**Data under study:**

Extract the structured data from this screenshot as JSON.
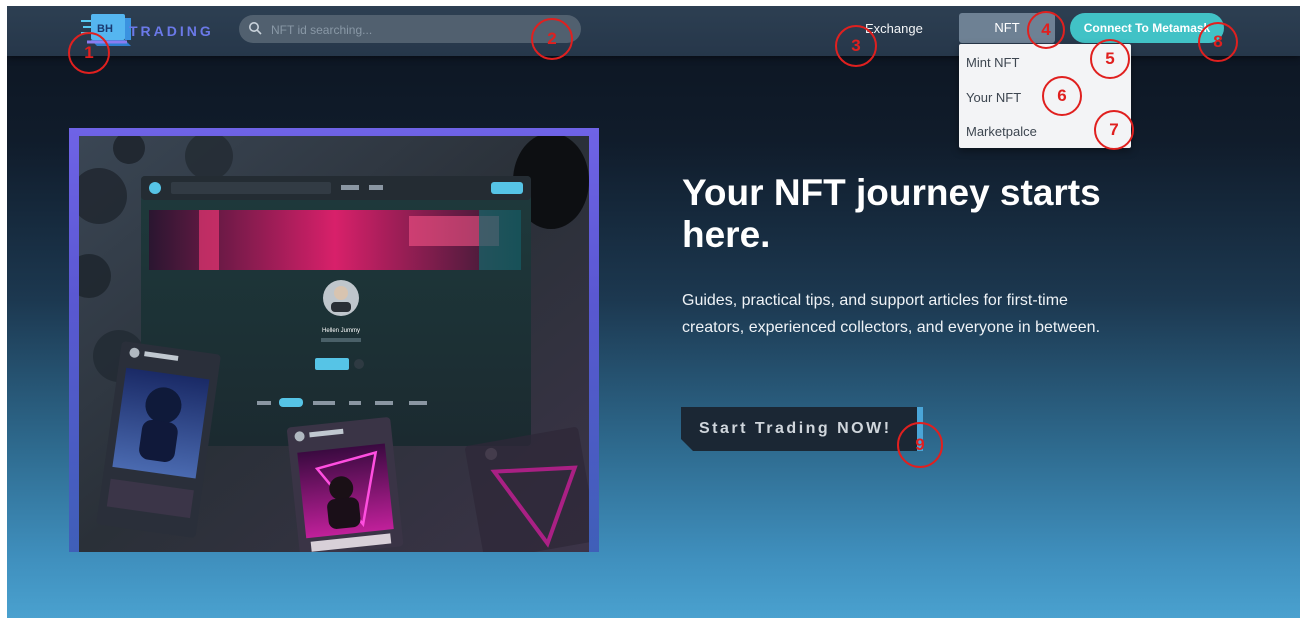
{
  "navbar": {
    "logo_text": "TRADING",
    "logo_badge": "BH",
    "search_placeholder": "NFT id searching...",
    "exchange_label": "Exchange",
    "nft_label": "NFT",
    "connect_label": "Connect To Metamask"
  },
  "dropdown": {
    "items": [
      {
        "label": "Mint NFT"
      },
      {
        "label": "Your NFT"
      },
      {
        "label": "Marketpalce"
      }
    ]
  },
  "hero": {
    "title": "Your NFT journey starts here.",
    "description": "Guides, practical tips, and support articles for first-time creators, experienced collectors, and everyone in between.",
    "cta_label": "Start Trading NOW!",
    "mock_profile_name": "Hellen Jummy"
  },
  "callouts": [
    "1",
    "2",
    "3",
    "4",
    "5",
    "6",
    "7",
    "8",
    "9"
  ],
  "colors": {
    "accent": "#41c2c6",
    "callout": "#e0201f",
    "logo": "#6b79e8",
    "navbar": "#2a3b4e"
  }
}
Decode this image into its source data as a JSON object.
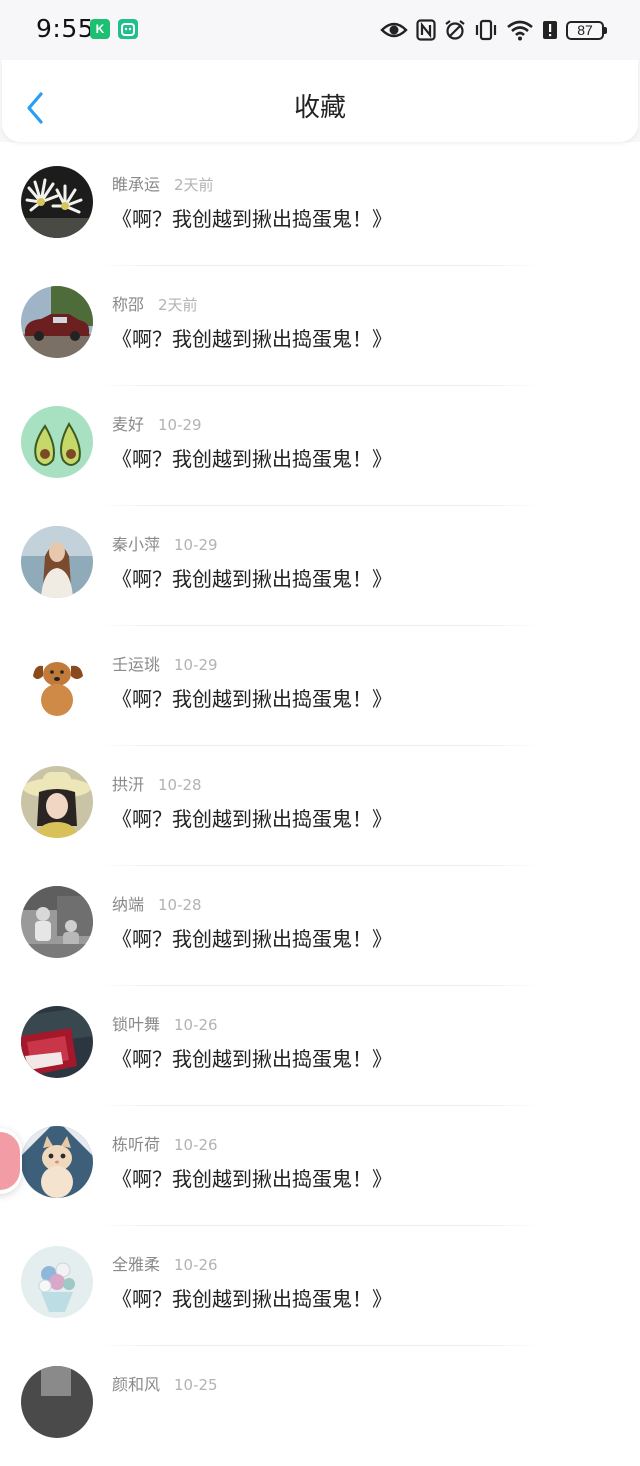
{
  "status_bar": {
    "time": "9:55",
    "battery": "87",
    "app_icons": [
      {
        "name": "k-app-icon",
        "glyph": "K",
        "color": "#1dbf73"
      },
      {
        "name": "cat-app-icon",
        "glyph": "◉",
        "color": "#21c08b"
      }
    ],
    "icons": [
      "eye-icon",
      "nfc-icon",
      "alarm-icon",
      "vibrate-icon",
      "wifi-icon",
      "alert-icon"
    ]
  },
  "header": {
    "title": "收藏",
    "accent": "#2a9df4"
  },
  "items": [
    {
      "name": "睢承运",
      "time": "2天前",
      "title": "《啊？我创越到揪出捣蛋鬼！》",
      "avatar": "flowers"
    },
    {
      "name": "称邵",
      "time": "2天前",
      "title": "《啊？我创越到揪出捣蛋鬼！》",
      "avatar": "car"
    },
    {
      "name": "麦好",
      "time": "10-29",
      "title": "《啊？我创越到揪出捣蛋鬼！》",
      "avatar": "avocado"
    },
    {
      "name": "秦小萍",
      "time": "10-29",
      "title": "《啊？我创越到揪出捣蛋鬼！》",
      "avatar": "girl-sea"
    },
    {
      "name": "壬运珧",
      "time": "10-29",
      "title": "《啊？我创越到揪出捣蛋鬼！》",
      "avatar": "dog"
    },
    {
      "name": "拱汧",
      "time": "10-28",
      "title": "《啊？我创越到揪出捣蛋鬼！》",
      "avatar": "girl-hat"
    },
    {
      "name": "纳端",
      "time": "10-28",
      "title": "《啊？我创越到揪出捣蛋鬼！》",
      "avatar": "bw-kids"
    },
    {
      "name": "锁叶舞",
      "time": "10-26",
      "title": "《啊？我创越到揪出捣蛋鬼！》",
      "avatar": "red-paper"
    },
    {
      "name": "栋听荷",
      "time": "10-26",
      "title": "《啊？我创越到揪出捣蛋鬼！》",
      "avatar": "cat"
    },
    {
      "name": "全雅柔",
      "time": "10-26",
      "title": "《啊？我创越到揪出捣蛋鬼！》",
      "avatar": "bouquet"
    },
    {
      "name": "颜和风",
      "time": "10-25",
      "title": "",
      "avatar": "partial"
    }
  ]
}
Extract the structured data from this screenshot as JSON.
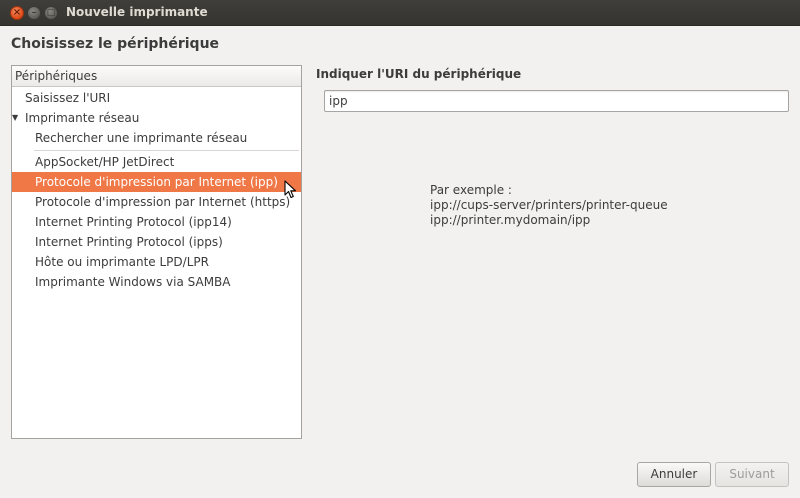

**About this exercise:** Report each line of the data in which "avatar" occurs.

**Answer to this problem:**
      "avatar": "flowers"
      "avatar": "car"
      "avatar": "avocado"
      "avatar": "girl-sea"
      "avatar": "dog"
      "avatar": "girl-hat"
      "avatar": "bw-kids"
      "avatar": "red-paper"
      "avatar": "cat"
      "avatar": "bouquet"
      "avatar": "partial"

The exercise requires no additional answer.